But we need to do something, for the liberal arts, as well as being ends in themselves, are also the foundation for the practical arts. And in our commercial culture, the preeminent practical art is business. As Alasdair MacIntyre noted, every age has its dominant professions, and in our age these are the professions of the businessman and the bureaucrat. Therefore, it is the duty of a Catholic university to give them a Catholic education, one that relates directly to the tasks they must perform.
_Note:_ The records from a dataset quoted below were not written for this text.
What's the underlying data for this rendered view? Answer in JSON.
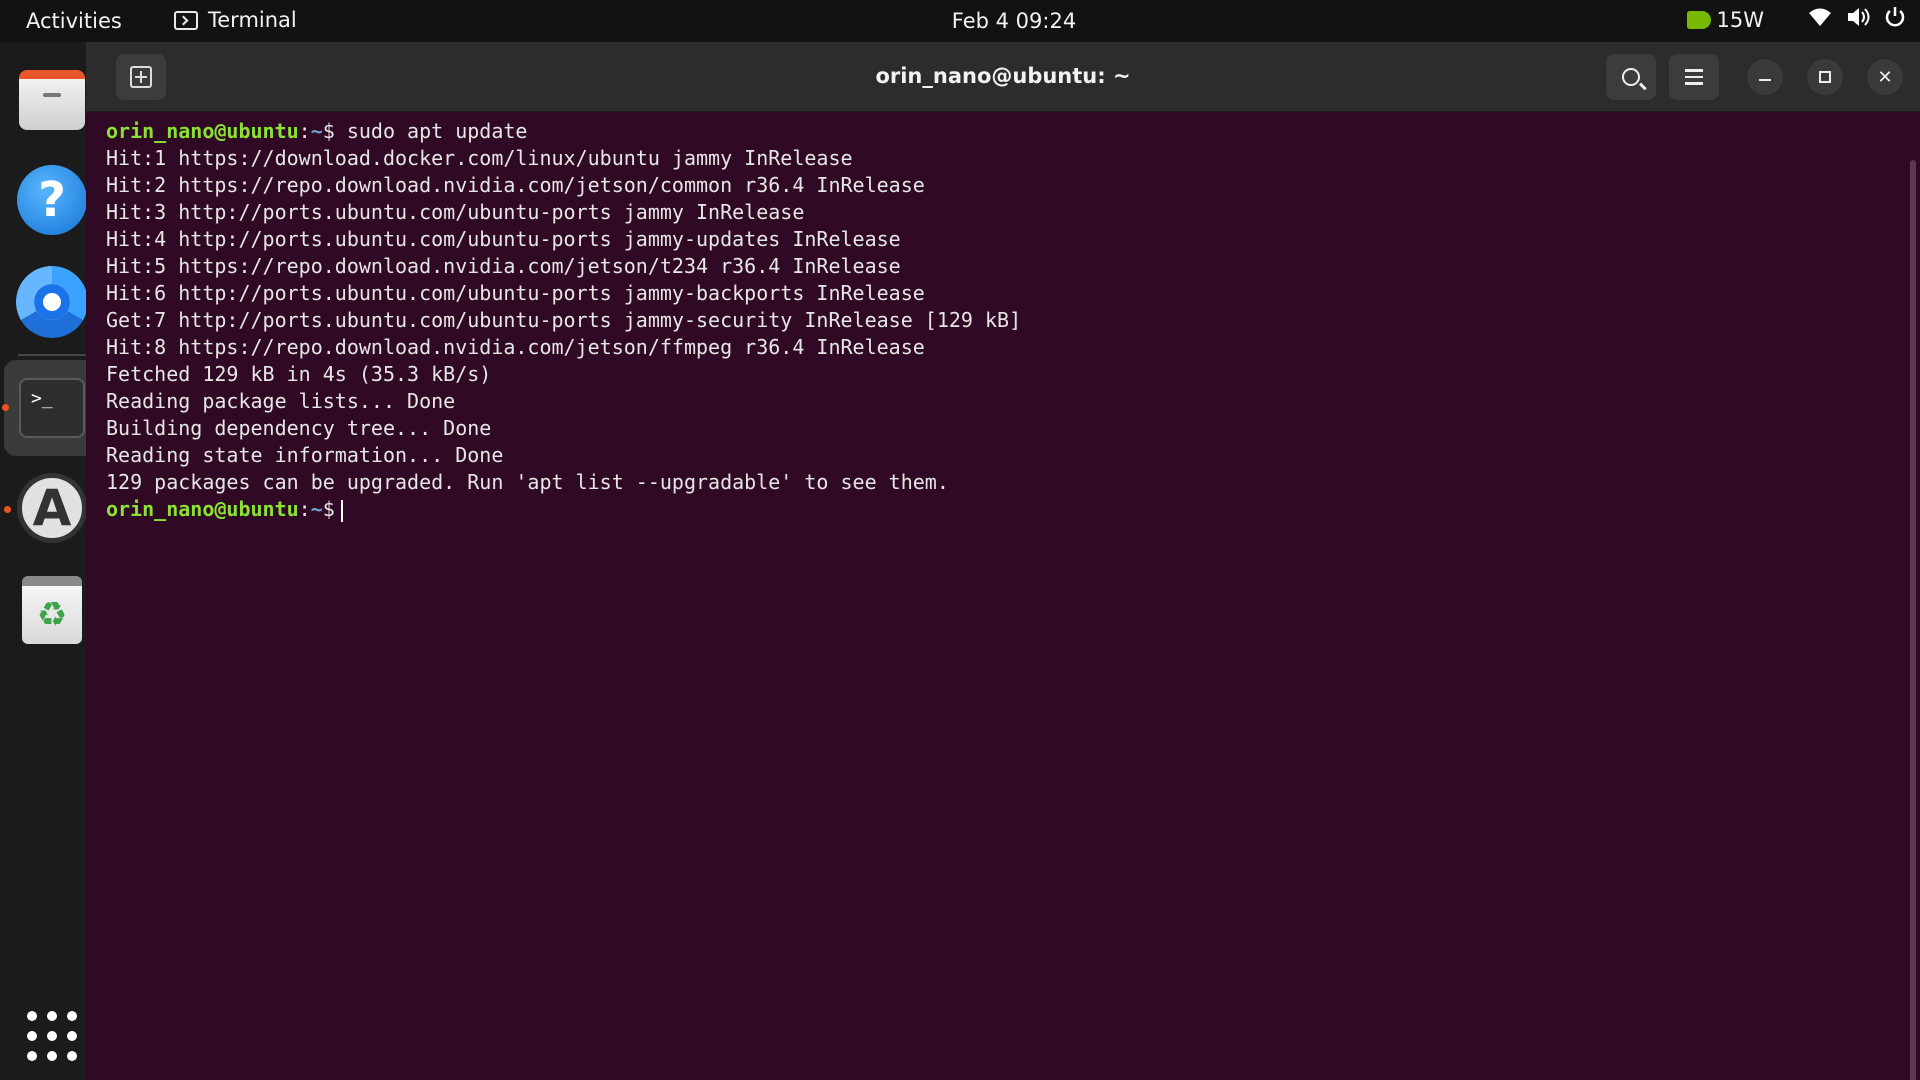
{
  "topbar": {
    "activities": "Activities",
    "app_name": "Terminal",
    "clock": "Feb 4  09:24",
    "power_mode": "15W",
    "icons": [
      "nvidia-icon",
      "wifi-icon",
      "volume-icon",
      "power-icon"
    ]
  },
  "dock": {
    "items": [
      "files-icon",
      "help-icon",
      "chromium-icon",
      "terminal-icon",
      "software-updater-icon",
      "trash-icon",
      "show-apps-icon"
    ],
    "running_indicator_color": "#e95420"
  },
  "window": {
    "title": "orin_nano@ubuntu: ~"
  },
  "terminal": {
    "colors": {
      "background": "#300a24",
      "prompt": "#8ae234",
      "path": "#729fcf",
      "text": "#e6e6e6"
    },
    "prompt_user": "orin_nano@ubuntu",
    "prompt_sep": ":",
    "prompt_path": "~",
    "prompt_symbol": "$",
    "command": " sudo apt update",
    "output": [
      "Hit:1 https://download.docker.com/linux/ubuntu jammy InRelease",
      "Hit:2 https://repo.download.nvidia.com/jetson/common r36.4 InRelease",
      "Hit:3 http://ports.ubuntu.com/ubuntu-ports jammy InRelease",
      "Hit:4 http://ports.ubuntu.com/ubuntu-ports jammy-updates InRelease",
      "Hit:5 https://repo.download.nvidia.com/jetson/t234 r36.4 InRelease",
      "Hit:6 http://ports.ubuntu.com/ubuntu-ports jammy-backports InRelease",
      "Get:7 http://ports.ubuntu.com/ubuntu-ports jammy-security InRelease [129 kB]",
      "Hit:8 https://repo.download.nvidia.com/jetson/ffmpeg r36.4 InRelease",
      "Fetched 129 kB in 4s (35.3 kB/s)",
      "Reading package lists... Done",
      "Building dependency tree... Done",
      "Reading state information... Done",
      "129 packages can be upgraded. Run 'apt list --upgradable' to see them."
    ]
  }
}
I am proud to say that I believe the university has accomplished its mission. In the spirit of full disclosure, I must mention that I am not an impartial observer, since I am honored to teach the course on Catholic Social Doctrine for business students, a course which is a requirement for a business degree. The very fact that this is a requirement demonstrates the kind of degree we offer. Indeed, the University has a solid core curriculum centered around literature, theology, philosophy, and science. And the business students take an additional philosophy course (business ethics) and an additional theology course (mine) beyond the core requirements. The ethics course is not the usual exercise in consequentialism and relativism that leave students more confused about ethics then when they started, but a solid exercise in the moral life.

When I began teaching this course, I was shocked that I could find no textbooks relating the Social Doctrines to the practice of business. Since businessman and woman have the chief responsibility of actually implementing the teaching on a daily basis. I had to write my own text, The Vocation of Business: Social Justice in the Marketplace ( (I also later found one other text, the excellent Managing as if Faith Mattered by Helen Alford and John Naughton.)
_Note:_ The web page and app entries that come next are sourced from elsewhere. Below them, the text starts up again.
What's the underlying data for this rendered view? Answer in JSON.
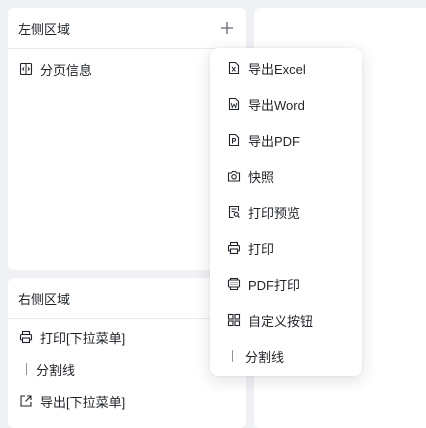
{
  "left_top": {
    "title": "左侧区域",
    "items": [
      {
        "label": "分页信息",
        "icon": "pagination-icon"
      }
    ]
  },
  "left_bottom": {
    "title": "右侧区域",
    "items": [
      {
        "label": "打印[下拉菜单]",
        "icon": "printer-icon"
      },
      {
        "label": "分割线",
        "icon": "divider-icon"
      },
      {
        "label": "导出[下拉菜单]",
        "icon": "export-icon"
      }
    ]
  },
  "menu": {
    "items": [
      {
        "label": "导出Excel",
        "icon": "excel-file-icon"
      },
      {
        "label": "导出Word",
        "icon": "word-file-icon"
      },
      {
        "label": "导出PDF",
        "icon": "pdf-file-icon"
      },
      {
        "label": "快照",
        "icon": "camera-icon"
      },
      {
        "label": "打印预览",
        "icon": "print-preview-icon"
      },
      {
        "label": "打印",
        "icon": "printer-icon"
      },
      {
        "label": "PDF打印",
        "icon": "pdf-print-icon"
      },
      {
        "label": "自定义按钮",
        "icon": "grid-icon"
      },
      {
        "label": "分割线",
        "icon": "divider-icon"
      }
    ]
  }
}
I do not think that business ought to be automatically excluded from the university, even if most such schools have no place in any university because what they teach has no place in any rational universe. But that does not mean that Catholic education cannot bring to this subject something that no one else can bring; and what we can bring we ought to bring.

Patrick Deneen said...

I agree, in fact, that a properly ordered Catholic University can rightly contribute to an education in the professions, whether business, law, or medicine. What you describe at the University of Dallas is both laudable and encouraging. To my knowledge, there has been no comparable effort at Georgetown to ensure that education in the Business School (or the other professional schools) be so deeply guided and informed by its Catholic character. I hear more about the B. School's rise in the mainstream rankings than the development of any comparable curriculum steeped in Catholic pedagogy. My concerns expressed in this post are limited to the situation on the ground at Georgetown in particular - where the business school is quite clearly advertised, and organized, around the pursuit of moneymaking. Your welcome note, however, encourages me to hope that it remains possible - with conscious effort - to organize a business school otherwise.

In any event, I remain insistent that the building itself should have remained on the outskirts of the campus. But, if the mind is well-ordered, then the errant physical location of a building is of less consequence.

Chris said...

Perhaps I'm being a bit too cynical for a recent graduate, but it seems to me that considering Georgetown's fairly precarious financial situation it has some incentive to abandon its central focus on liberal arts for business as those graduates would be more likely to make money that will be donated to the university in the future. On the other, I admit my thinking could be too simplistic here.

On a related matter of campus design, I've also been somewhat disturbed by the fact that the remaining Jesuits themselves have been moved from the center of campus to the southwestern edge. This, too, seems to indicate further, albeit symbolically, the continued path away from its tradition of Catholic pedagogy.

Hans Engler said...

Mathematics, the science that used to encompass the entire quadrivium and part of logic, recently was moved to the outermost reaches of the Georgetown campus, without complaining and in fact to the general satisfaction of the members of the department. So deal with it, as they say in the Freshman dorms. :)